## Directions:
From the records that follow, copy every line that contains the word "data".

Start of Source records

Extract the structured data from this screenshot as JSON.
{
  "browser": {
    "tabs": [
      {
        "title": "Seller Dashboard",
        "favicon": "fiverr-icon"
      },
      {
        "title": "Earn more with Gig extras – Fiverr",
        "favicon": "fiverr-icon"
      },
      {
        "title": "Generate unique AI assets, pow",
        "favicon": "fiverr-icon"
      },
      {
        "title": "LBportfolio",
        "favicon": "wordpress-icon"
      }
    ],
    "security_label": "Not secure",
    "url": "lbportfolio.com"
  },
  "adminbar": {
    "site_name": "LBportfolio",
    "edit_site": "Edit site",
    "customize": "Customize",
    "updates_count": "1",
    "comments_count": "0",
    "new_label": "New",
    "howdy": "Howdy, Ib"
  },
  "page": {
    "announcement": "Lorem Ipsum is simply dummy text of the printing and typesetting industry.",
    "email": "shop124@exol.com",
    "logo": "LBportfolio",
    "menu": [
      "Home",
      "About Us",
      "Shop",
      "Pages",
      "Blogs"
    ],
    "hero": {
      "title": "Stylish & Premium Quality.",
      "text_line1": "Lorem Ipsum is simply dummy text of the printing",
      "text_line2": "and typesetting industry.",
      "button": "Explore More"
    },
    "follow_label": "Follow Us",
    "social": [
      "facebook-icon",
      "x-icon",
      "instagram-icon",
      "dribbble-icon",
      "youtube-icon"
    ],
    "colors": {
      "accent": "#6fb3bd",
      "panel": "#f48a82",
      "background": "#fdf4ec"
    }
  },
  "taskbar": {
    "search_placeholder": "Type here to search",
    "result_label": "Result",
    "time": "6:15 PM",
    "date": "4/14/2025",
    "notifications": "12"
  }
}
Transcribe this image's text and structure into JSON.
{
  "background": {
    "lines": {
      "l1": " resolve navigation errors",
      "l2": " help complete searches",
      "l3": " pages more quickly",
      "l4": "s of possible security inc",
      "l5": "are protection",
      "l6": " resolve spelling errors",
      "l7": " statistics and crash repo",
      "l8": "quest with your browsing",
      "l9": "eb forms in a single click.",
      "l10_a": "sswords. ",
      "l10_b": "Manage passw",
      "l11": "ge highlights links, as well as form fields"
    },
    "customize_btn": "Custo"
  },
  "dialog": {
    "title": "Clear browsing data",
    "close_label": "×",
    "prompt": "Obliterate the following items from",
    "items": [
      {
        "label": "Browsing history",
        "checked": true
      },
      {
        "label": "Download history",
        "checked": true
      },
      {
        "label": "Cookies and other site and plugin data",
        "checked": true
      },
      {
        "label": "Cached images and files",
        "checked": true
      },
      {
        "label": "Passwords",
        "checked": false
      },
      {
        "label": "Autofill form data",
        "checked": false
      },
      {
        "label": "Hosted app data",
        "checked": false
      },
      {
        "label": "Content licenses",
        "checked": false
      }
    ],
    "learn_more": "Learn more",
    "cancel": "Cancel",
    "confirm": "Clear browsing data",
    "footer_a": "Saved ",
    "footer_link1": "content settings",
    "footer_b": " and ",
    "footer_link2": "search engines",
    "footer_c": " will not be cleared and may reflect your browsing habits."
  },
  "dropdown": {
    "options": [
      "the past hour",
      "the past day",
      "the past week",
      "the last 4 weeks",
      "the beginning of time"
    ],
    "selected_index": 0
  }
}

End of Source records
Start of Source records

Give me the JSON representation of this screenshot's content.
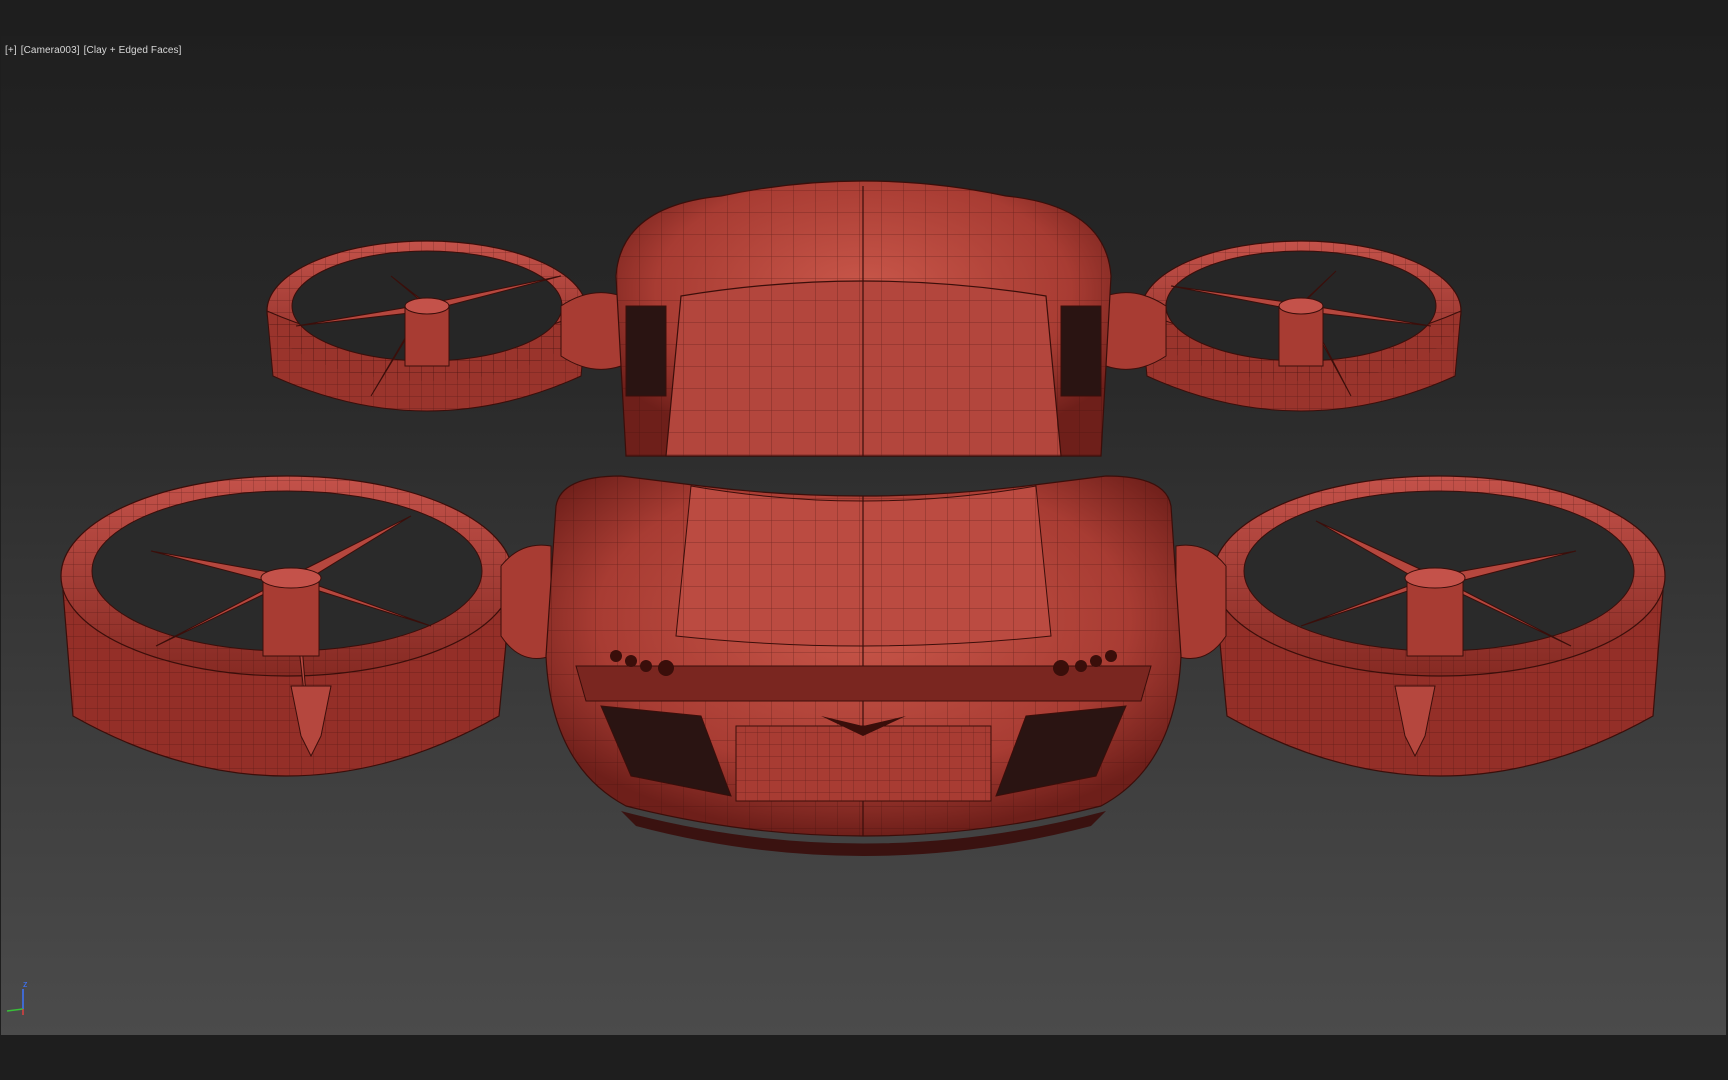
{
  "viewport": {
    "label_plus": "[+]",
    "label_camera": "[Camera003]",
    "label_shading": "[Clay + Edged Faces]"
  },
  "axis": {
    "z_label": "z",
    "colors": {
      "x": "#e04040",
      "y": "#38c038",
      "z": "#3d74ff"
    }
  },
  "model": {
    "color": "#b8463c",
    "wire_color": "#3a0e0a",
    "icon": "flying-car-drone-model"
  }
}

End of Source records
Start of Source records

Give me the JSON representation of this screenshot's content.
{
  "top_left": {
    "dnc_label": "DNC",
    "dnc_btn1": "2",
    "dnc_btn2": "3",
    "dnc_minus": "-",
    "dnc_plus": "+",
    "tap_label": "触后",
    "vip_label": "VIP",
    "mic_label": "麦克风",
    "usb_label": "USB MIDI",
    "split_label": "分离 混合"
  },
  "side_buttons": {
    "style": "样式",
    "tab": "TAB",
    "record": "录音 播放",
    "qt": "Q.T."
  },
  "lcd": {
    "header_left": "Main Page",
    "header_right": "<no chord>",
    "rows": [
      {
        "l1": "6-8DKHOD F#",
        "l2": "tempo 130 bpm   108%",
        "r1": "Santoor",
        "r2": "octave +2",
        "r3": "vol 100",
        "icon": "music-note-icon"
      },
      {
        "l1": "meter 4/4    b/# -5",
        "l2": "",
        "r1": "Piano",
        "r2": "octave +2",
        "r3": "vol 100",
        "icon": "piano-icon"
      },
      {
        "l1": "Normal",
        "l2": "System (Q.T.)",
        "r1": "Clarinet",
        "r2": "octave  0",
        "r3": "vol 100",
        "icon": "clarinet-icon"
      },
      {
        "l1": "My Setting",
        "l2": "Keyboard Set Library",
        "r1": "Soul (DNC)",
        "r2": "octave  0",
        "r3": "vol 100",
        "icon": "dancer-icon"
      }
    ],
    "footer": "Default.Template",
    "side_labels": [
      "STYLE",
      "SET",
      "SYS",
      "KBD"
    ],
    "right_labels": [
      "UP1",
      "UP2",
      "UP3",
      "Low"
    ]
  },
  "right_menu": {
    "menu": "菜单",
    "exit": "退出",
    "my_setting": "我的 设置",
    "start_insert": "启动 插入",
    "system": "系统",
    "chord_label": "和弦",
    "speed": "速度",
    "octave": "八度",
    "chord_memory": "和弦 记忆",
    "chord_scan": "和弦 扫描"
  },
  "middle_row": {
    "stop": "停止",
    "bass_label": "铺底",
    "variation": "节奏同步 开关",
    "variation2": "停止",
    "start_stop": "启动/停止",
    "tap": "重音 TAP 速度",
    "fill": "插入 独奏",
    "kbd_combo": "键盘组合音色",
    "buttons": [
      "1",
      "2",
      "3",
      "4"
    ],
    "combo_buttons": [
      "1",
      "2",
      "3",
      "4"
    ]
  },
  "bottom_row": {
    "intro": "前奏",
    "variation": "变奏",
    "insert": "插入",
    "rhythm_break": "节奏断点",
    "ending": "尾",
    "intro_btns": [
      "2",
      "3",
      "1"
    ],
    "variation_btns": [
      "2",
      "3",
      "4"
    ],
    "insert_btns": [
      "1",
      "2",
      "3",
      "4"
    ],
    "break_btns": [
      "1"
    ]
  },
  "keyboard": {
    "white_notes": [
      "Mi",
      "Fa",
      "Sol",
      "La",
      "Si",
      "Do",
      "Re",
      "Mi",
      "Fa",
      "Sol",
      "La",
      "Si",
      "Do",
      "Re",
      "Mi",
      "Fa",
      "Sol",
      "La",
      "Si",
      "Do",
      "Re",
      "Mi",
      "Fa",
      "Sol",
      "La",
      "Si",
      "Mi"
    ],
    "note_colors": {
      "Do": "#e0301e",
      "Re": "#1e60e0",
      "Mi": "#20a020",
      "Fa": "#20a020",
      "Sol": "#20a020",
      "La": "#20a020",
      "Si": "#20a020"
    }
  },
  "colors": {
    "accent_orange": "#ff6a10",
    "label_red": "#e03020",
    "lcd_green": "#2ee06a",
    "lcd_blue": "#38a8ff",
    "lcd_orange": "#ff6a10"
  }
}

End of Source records

## Expected output:
Extract the structured data from this screenshot as JSON.
    "title": "Clear browsing data",
        "label": "Cookies and other site and plugin data",
        "label": "Autofill form data",
        "label": "Hosted app data",
    "confirm": "Clear browsing data",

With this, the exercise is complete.